Palletizing: Robotic drum palletizer beats manual process
Moving away from a manual palletizing process and installing a robotic solution was good for Greif.
in the NewsState of Logistics 2016: Pursue mutual benefit Fitch Ratings’ 2017 outlook report reflects shippers’ concerns Interlake Mecalux expands distribution with new Dallas facility Other Voices: How supply chain analytics can help drive data-driven decisions November non-manufacturing activity turns in strong performance, reports ISM More News
Greif, in Alsip, Ill., manufactures steel drums and covers in all sizes to transport materials for the chemical, paint, food, pharmaceutical and hazardous waste industries.
When the company began looking for an automated system to replace the manual process of palletizing empty drums, its goal was to improve production efficiency and equipment reliability, while also improving safety and ergonomics for Grief’s workers.
To satisfy its multiple requirements, Greif chose a robotic palletizing system (Lambert Material Handling, http://www.lambertpalletizers.com). In addition to the robot, the customized palletizing system includes end-of-arm tooling, a pallet dispensing system, drum conveyors and pallet conveyors, which were designed and manufactured by the system integrator that also programmed the system to perform Greif’s specific function.
Here’s how it works: Chain-driven live roller conveyor delivers pallet stacks to a dispensing system that sizes the stack and separates individual pallets to be fed into the palletizing area. Coming from the upstream operation, 20 drums per minute are conveyed to a drum orientation station where they are rotated and properly positioned for automatic filling in end user operation. At the robot in-feed system, drums are spaced before picking and placement. When two drums are oriented and accumulated, the robot’s vacuum-style, end-of-arm tool picks and places four drums to form one layer. The full pallet moves out of the zone then an empty one enters. The transfer takes about 4 seconds.

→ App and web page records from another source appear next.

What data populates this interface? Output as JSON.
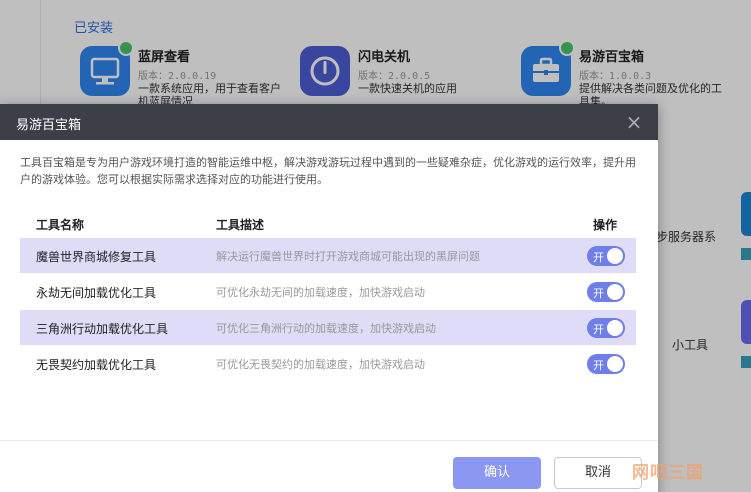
{
  "background": {
    "section_title": "已安装",
    "apps": [
      {
        "name": "蓝屏查看",
        "version": "版本：2.0.0.19",
        "desc": "一款系统应用，用于查看客户机蓝屏情况",
        "icon": "monitor-icon",
        "color": "#2f86f2"
      },
      {
        "name": "闪电关机",
        "version": "版本：2.0.0.5",
        "desc": "一款快速关机的应用",
        "icon": "power-icon",
        "color": "#4d5ed6"
      },
      {
        "name": "易游百宝箱",
        "version": "版本：1.0.0.3",
        "desc": "提供解决各类问题及优化的工具集。",
        "icon": "toolbox-icon",
        "color": "#2f86f2"
      }
    ],
    "side_texts": [
      "步服务器系",
      "小工具"
    ]
  },
  "modal": {
    "title": "易游百宝箱",
    "intro": "工具百宝箱是专为用户游戏环境打造的智能运维中枢，解决游戏游玩过程中遇到的一些疑难杂症，优化游戏的运行效率，提升用户的游戏体验。您可以根据实际需求选择对应的功能进行使用。",
    "columns": {
      "name": "工具名称",
      "desc": "工具描述",
      "action": "操作"
    },
    "rows": [
      {
        "name": "魔兽世界商城修复工具",
        "desc": "解决运行魔兽世界时打开游戏商城可能出现的黑屏问题",
        "toggle": "开"
      },
      {
        "name": "永劫无间加载优化工具",
        "desc": "可优化永劫无间的加载速度，加快游戏启动",
        "toggle": "开"
      },
      {
        "name": "三角洲行动加载优化工具",
        "desc": "可优化三角洲行动的加载速度，加快游戏启动",
        "toggle": "开"
      },
      {
        "name": "无畏契约加载优化工具",
        "desc": "可优化无畏契约的加载速度，加快游戏启动",
        "toggle": "开"
      }
    ],
    "ok_label": "确认",
    "cancel_label": "取消"
  },
  "watermark": "网吧三国",
  "colors": {
    "header": "#3c3f48",
    "accent": "#6e7fe8",
    "row_shade": "#dedcf7",
    "link": "#2f6fe0"
  }
}
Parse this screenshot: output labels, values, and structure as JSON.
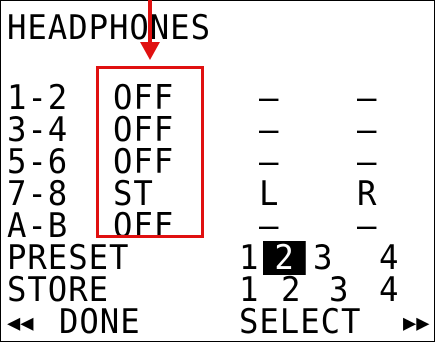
{
  "title": "HEADPHONES",
  "channels": [
    {
      "id": "1-2",
      "mode": "OFF",
      "left": "–",
      "right": "–"
    },
    {
      "id": "3-4",
      "mode": "OFF",
      "left": "–",
      "right": "–"
    },
    {
      "id": "5-6",
      "mode": "OFF",
      "left": "–",
      "right": "–"
    },
    {
      "id": "7-8",
      "mode": "ST",
      "left": "L",
      "right": "R"
    },
    {
      "id": "A-B",
      "mode": "OFF",
      "left": "–",
      "right": "–"
    }
  ],
  "preset": {
    "label": "PRESET",
    "options": [
      "1",
      "2",
      "3",
      "4"
    ],
    "selected": "2"
  },
  "store": {
    "label": "STORE",
    "options": [
      "1",
      "2",
      "3",
      "4"
    ]
  },
  "softkeys": {
    "left_label": "DONE",
    "right_label": "SELECT",
    "left_icon": "rewind-icon",
    "right_icon": "fast-forward-icon"
  },
  "annotation_color": "#e01010"
}
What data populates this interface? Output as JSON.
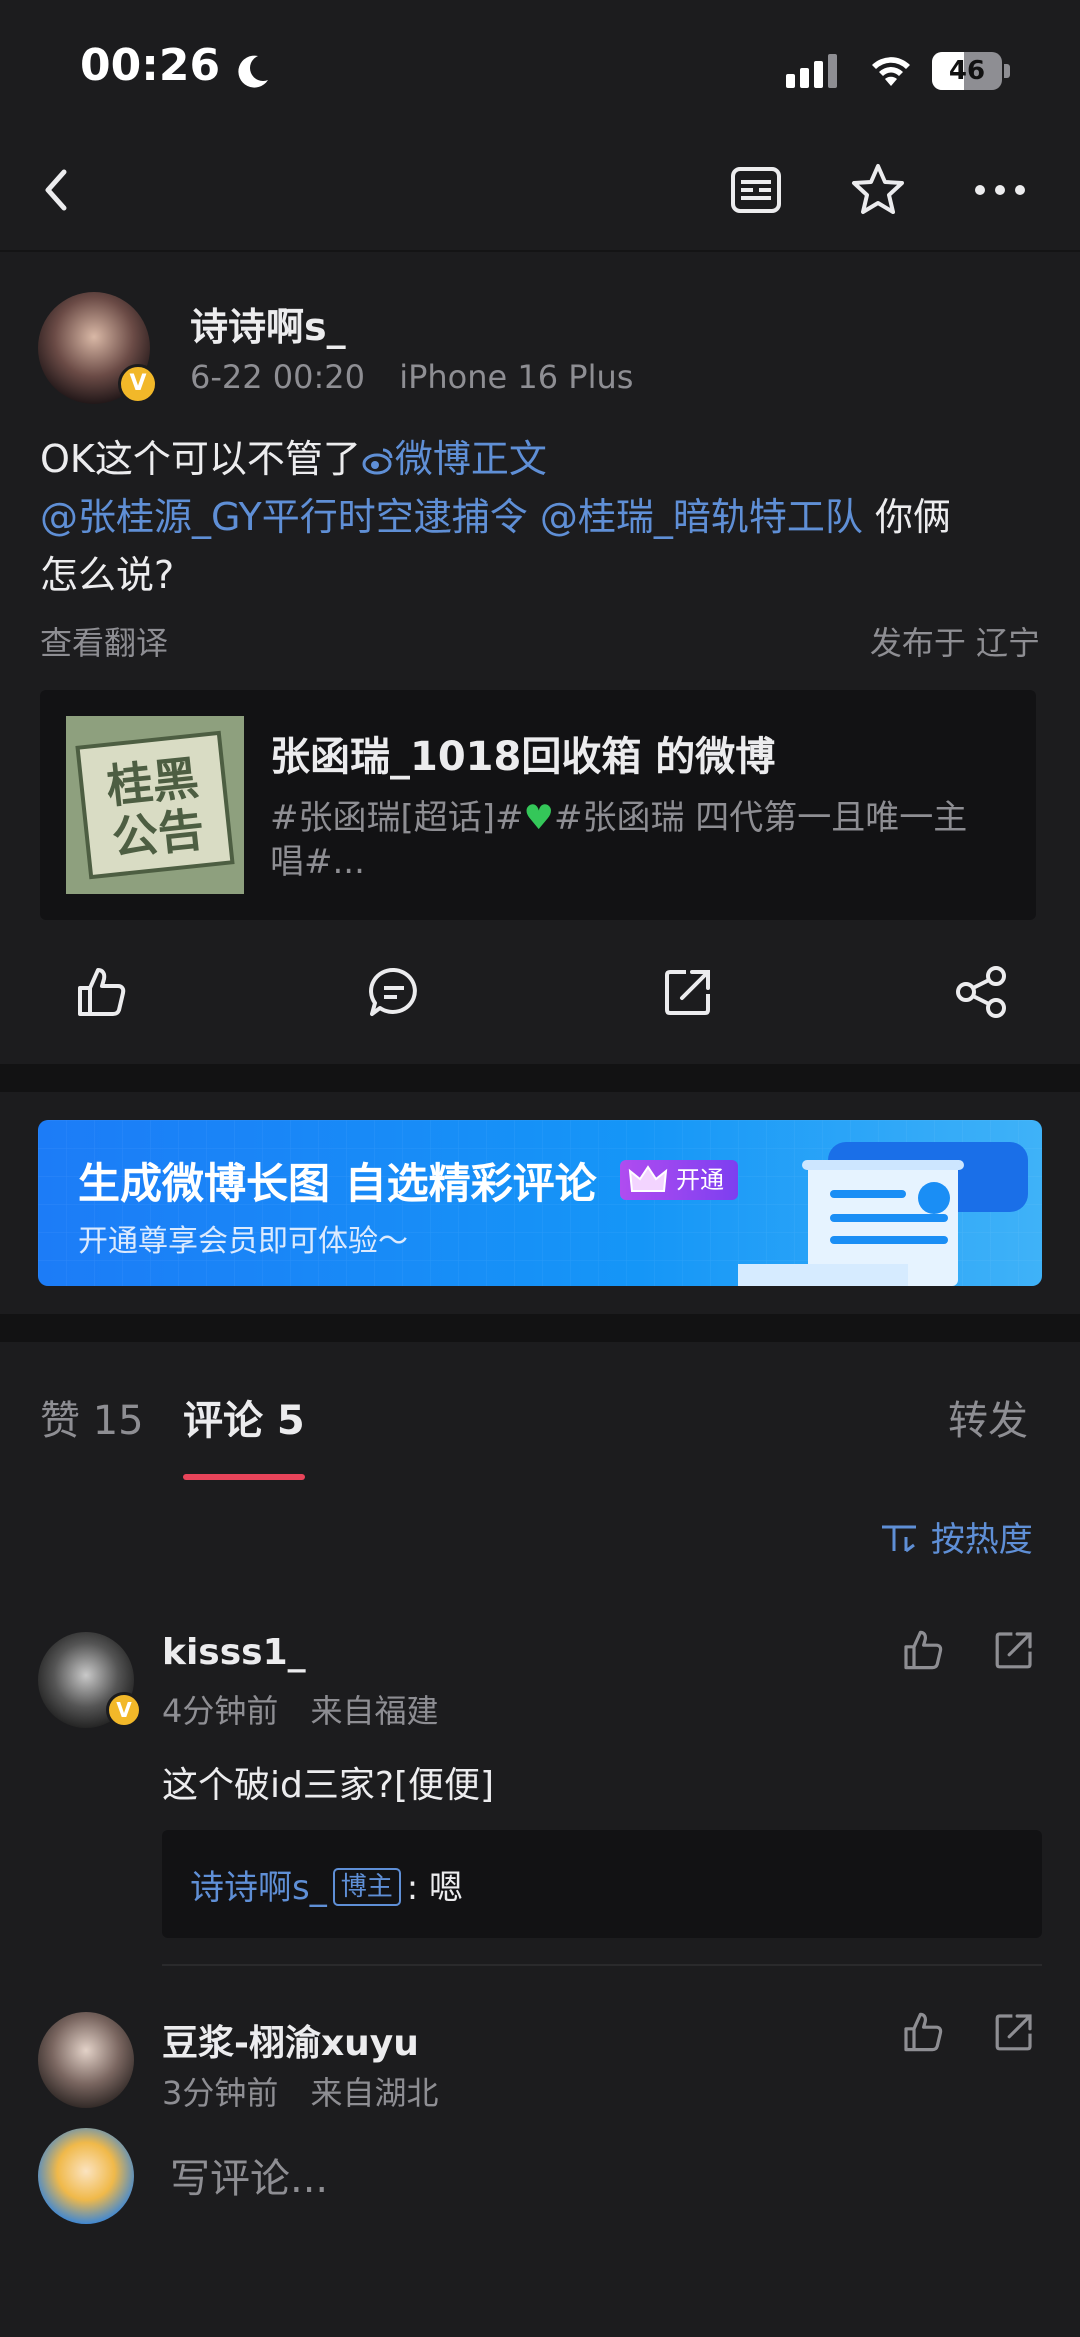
{
  "status_bar": {
    "time": "00:26",
    "battery": "46",
    "battery_level": 0.46
  },
  "post": {
    "author": "诗诗啊s_",
    "date": "6-22 00:20",
    "device": "iPhone 16 Plus",
    "text_plain": "OK这个可以不管了",
    "weibo_link": "微博正文",
    "mention_1": "@张桂源_GY平行时空逮捕令",
    "mention_2": "@桂瑞_暗轨特工队",
    "text_tail_1": " 你俩",
    "text_tail_2": "怎么说?",
    "translate": "查看翻译",
    "location": "发布于 辽宁"
  },
  "quote": {
    "title": "张函瑞_1018回收箱 的微博",
    "desc_1": "#张函瑞[超话]#",
    "desc_2": "#张函瑞 四代第一且唯一主",
    "desc_3": "唱#...",
    "thumb_text": "桂黑公告"
  },
  "banner": {
    "title": "生成微博长图 自选精彩评论",
    "badge": "开通",
    "subtitle": "开通尊享会员即可体验～"
  },
  "tabs": {
    "likes": "赞 15",
    "comments": "评论 5",
    "reposts": "转发"
  },
  "sort": {
    "label": "按热度"
  },
  "comments": [
    {
      "name": "kisss1_",
      "time": "4分钟前",
      "location": "来自福建",
      "text": "这个破id三家?[便便]",
      "reply_author": "诗诗啊s_",
      "reply_tag": "博主",
      "reply_text": ": 嗯"
    },
    {
      "name": "豆浆-栩渝xuyu",
      "time": "3分钟前",
      "location": "来自湖北"
    }
  ],
  "composer": {
    "placeholder": "写评论..."
  },
  "colors": {
    "accent_link": "#5f8fd6",
    "tab_underline": "#e8445a",
    "vip_badge": "#f2b829"
  }
}
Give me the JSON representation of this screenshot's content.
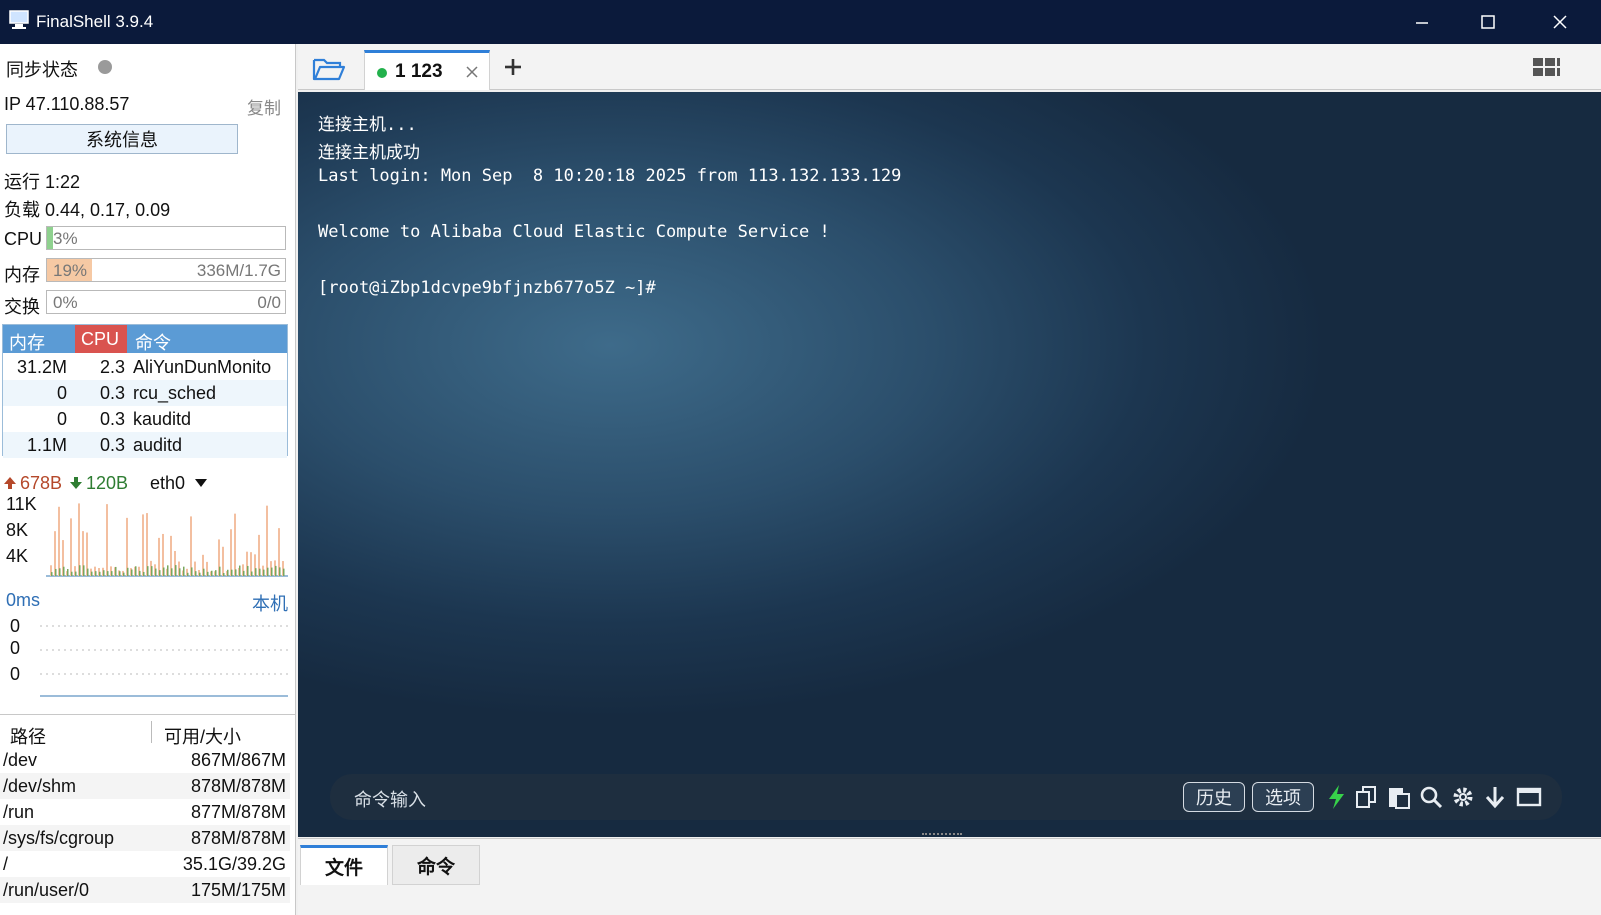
{
  "window": {
    "title": "FinalShell 3.9.4"
  },
  "left": {
    "sync_label": "同步状态",
    "ip": "IP 47.110.88.57",
    "copy_label": "复制",
    "sysinfo_label": "系统信息",
    "uptime": "运行 1:22",
    "load": "负载 0.44, 0.17, 0.09",
    "meters": [
      {
        "label": "CPU",
        "percent_text": "3%",
        "right_text": "",
        "fill": 0.03,
        "color": "#8fd18f"
      },
      {
        "label": "内存",
        "percent_text": "19%",
        "right_text": "336M/1.7G",
        "fill": 0.19,
        "color": "#f6c9a4"
      },
      {
        "label": "交换",
        "percent_text": "0%",
        "right_text": "0/0",
        "fill": 0.0,
        "color": "#cfe3f5"
      }
    ],
    "process_headers": {
      "mem": "内存",
      "cpu": "CPU",
      "cmd": "命令"
    },
    "processes": [
      {
        "mem": "31.2M",
        "cpu": "2.3",
        "cmd": "AliYunDunMonito"
      },
      {
        "mem": "0",
        "cpu": "0.3",
        "cmd": "rcu_sched"
      },
      {
        "mem": "0",
        "cpu": "0.3",
        "cmd": "kauditd"
      },
      {
        "mem": "1.1M",
        "cpu": "0.3",
        "cmd": "auditd"
      }
    ],
    "net": {
      "up": "678B",
      "down": "120B",
      "iface": "eth0",
      "y_labels": [
        "11K",
        "8K",
        "4K"
      ]
    },
    "ping": {
      "latency": "0ms",
      "host": "本机",
      "y_labels": [
        "0",
        "0",
        "0"
      ]
    },
    "disk_headers": {
      "path": "路径",
      "size": "可用/大小"
    },
    "disks": [
      {
        "path": "/dev",
        "size": "867M/867M"
      },
      {
        "path": "/dev/shm",
        "size": "878M/878M"
      },
      {
        "path": "/run",
        "size": "877M/878M"
      },
      {
        "path": "/sys/fs/cgroup",
        "size": "878M/878M"
      },
      {
        "path": "/",
        "size": "35.1G/39.2G"
      },
      {
        "path": "/run/user/0",
        "size": "175M/175M"
      }
    ]
  },
  "tabs": {
    "active_label": "1 123"
  },
  "terminal": {
    "lines": [
      "连接主机...",
      "连接主机成功",
      "Last login: Mon Sep  8 10:20:18 2025 from 113.132.133.129",
      "",
      "Welcome to Alibaba Cloud Elastic Compute Service !",
      "",
      "[root@iZbp1dcvpe9bfjnzb677o5Z ~]#"
    ],
    "command_placeholder": "命令输入",
    "history_label": "历史",
    "options_label": "选项"
  },
  "bottom_tabs": {
    "files": "文件",
    "commands": "命令"
  },
  "colors": {
    "titlebar": "#0b1a3b",
    "accent": "#2f7fd8",
    "status_green": "#22b14c",
    "cpu_header": "#d9534f",
    "table_header": "#5b9bd5"
  }
}
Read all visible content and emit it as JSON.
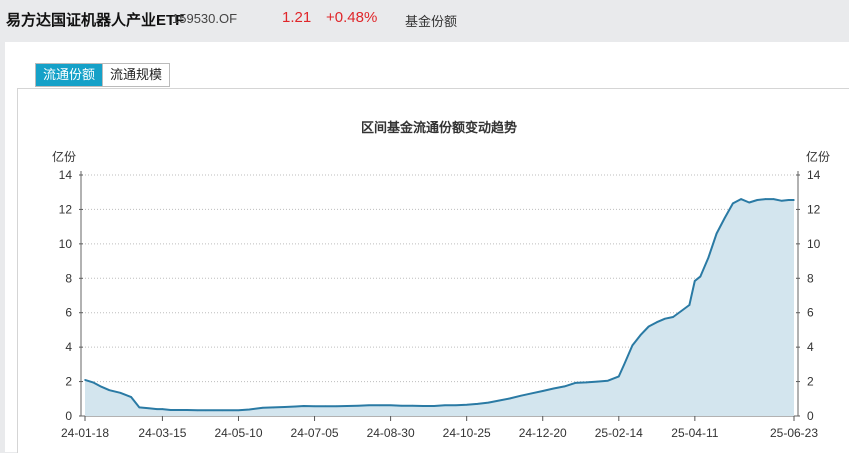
{
  "header": {
    "fund_name": "易方达国证机器人产业ETF",
    "fund_code": "159530.OF",
    "price": "1.21",
    "change_pct": "+0.48%",
    "section": "基金份额"
  },
  "tabs": [
    {
      "label": "流通份额",
      "active": true
    },
    {
      "label": "流通规模",
      "active": false
    }
  ],
  "colors": {
    "accent": "#15a1c8",
    "line": "#2a7aa4",
    "area": "#d3e5ee",
    "up": "#e0262a"
  },
  "chart_data": {
    "type": "area",
    "title": "区间基金流通份额变动趋势",
    "ylabel_left": "亿份",
    "ylabel_right": "亿份",
    "ylim": [
      0,
      14
    ],
    "yticks": [
      0,
      2,
      4,
      6,
      8,
      10,
      12,
      14
    ],
    "grid": true,
    "x_tick_labels": [
      "24-01-18",
      "24-03-15",
      "24-05-10",
      "24-07-05",
      "24-08-30",
      "24-10-25",
      "24-12-20",
      "25-02-14",
      "25-04-11",
      "25-06-23"
    ],
    "series": [
      {
        "x": [
          "24-01-18",
          "24-01-24",
          "24-01-30",
          "24-02-05",
          "24-02-13",
          "24-02-21",
          "24-02-27",
          "24-03-05",
          "24-03-11",
          "24-03-15",
          "24-03-21",
          "24-03-27",
          "24-04-02",
          "24-04-10",
          "24-04-16",
          "24-04-22",
          "24-04-28",
          "24-05-06",
          "24-05-10",
          "24-05-18",
          "24-05-28",
          "24-06-05",
          "24-06-13",
          "24-06-21",
          "24-06-27",
          "24-07-05",
          "24-07-13",
          "24-07-21",
          "24-07-29",
          "24-08-06",
          "24-08-14",
          "24-08-22",
          "24-08-30",
          "24-09-07",
          "24-09-15",
          "24-09-23",
          "24-10-01",
          "24-10-09",
          "24-10-17",
          "24-10-25",
          "24-11-02",
          "24-11-10",
          "24-11-18",
          "24-11-26",
          "24-12-04",
          "24-12-12",
          "24-12-20",
          "24-12-28",
          "25-01-05",
          "25-01-13",
          "25-01-21",
          "25-01-29",
          "25-02-06",
          "25-02-14",
          "25-02-18",
          "25-02-24",
          "25-03-02",
          "25-03-08",
          "25-03-14",
          "25-03-20",
          "25-03-26",
          "25-04-01",
          "25-04-07",
          "25-04-11",
          "25-04-15",
          "25-04-21",
          "25-04-27",
          "25-05-03",
          "25-05-09",
          "25-05-15",
          "25-05-21",
          "25-05-27",
          "25-06-02",
          "25-06-08",
          "25-06-14",
          "25-06-19",
          "25-06-23"
        ],
        "values": [
          2.1,
          1.95,
          1.7,
          1.5,
          1.35,
          1.1,
          0.5,
          0.45,
          0.4,
          0.4,
          0.35,
          0.35,
          0.35,
          0.33,
          0.33,
          0.33,
          0.33,
          0.33,
          0.33,
          0.38,
          0.48,
          0.5,
          0.52,
          0.55,
          0.58,
          0.57,
          0.57,
          0.57,
          0.58,
          0.6,
          0.62,
          0.62,
          0.62,
          0.6,
          0.6,
          0.58,
          0.58,
          0.62,
          0.63,
          0.65,
          0.7,
          0.78,
          0.9,
          1.02,
          1.18,
          1.32,
          1.45,
          1.6,
          1.72,
          1.92,
          1.95,
          2.0,
          2.05,
          2.3,
          3.0,
          4.1,
          4.7,
          5.2,
          5.45,
          5.65,
          5.75,
          6.1,
          6.45,
          7.85,
          8.1,
          9.2,
          10.6,
          11.5,
          12.35,
          12.6,
          12.4,
          12.55,
          12.6,
          12.6,
          12.5,
          12.55,
          12.55
        ]
      }
    ]
  }
}
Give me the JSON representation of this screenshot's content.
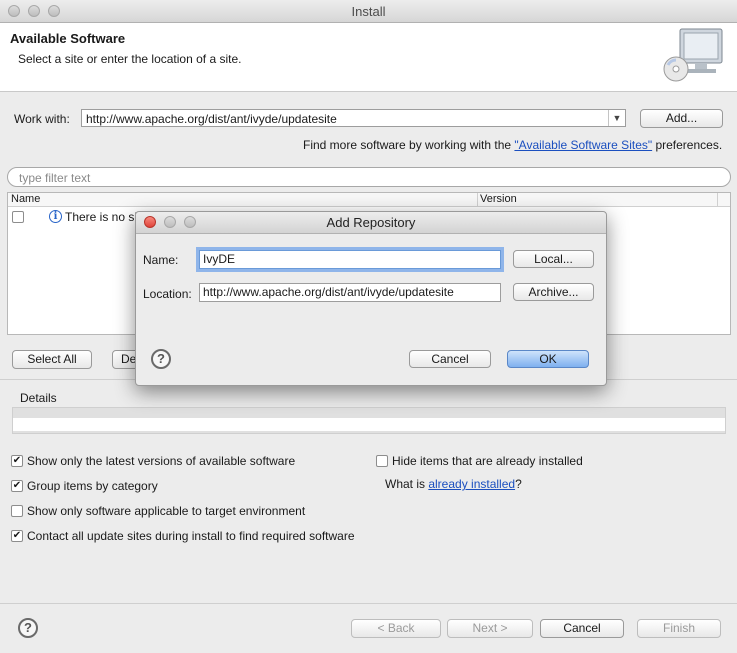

A safety system, which includes light curtains, safety-painted steel wire mesh fencing and Class 3 safety switches at its door openings, prevents access to the robot and ancillary equipment while in operation.
The end result is a system that includes state-of-the-art equipment with the ability to handle a variety of pallet and drum configurations exceeding required throughput at 75% capacity.
About the AuthorLorie King Rogers Lorie King Rogers, associate editor, joined Modern in 2009 after working as a freelance writer for the Casebook issue and show daily at tradeshows. A graduate of Emerson College, she has also worked as an editor on Stock Car Racing Magazine.
Subscribe to Modern Materials Handling Magazine!Subscribe today. It's FREE!
Find out what the world’s most innovative companies are doing to improve productivity in their plants and distribution centers.
Start your FREE subscription today!
Optimizing home delivery: It takes more than planning 9th Annual Salary Survey: Success and Satisfaction Continue to Reign View More From this Issue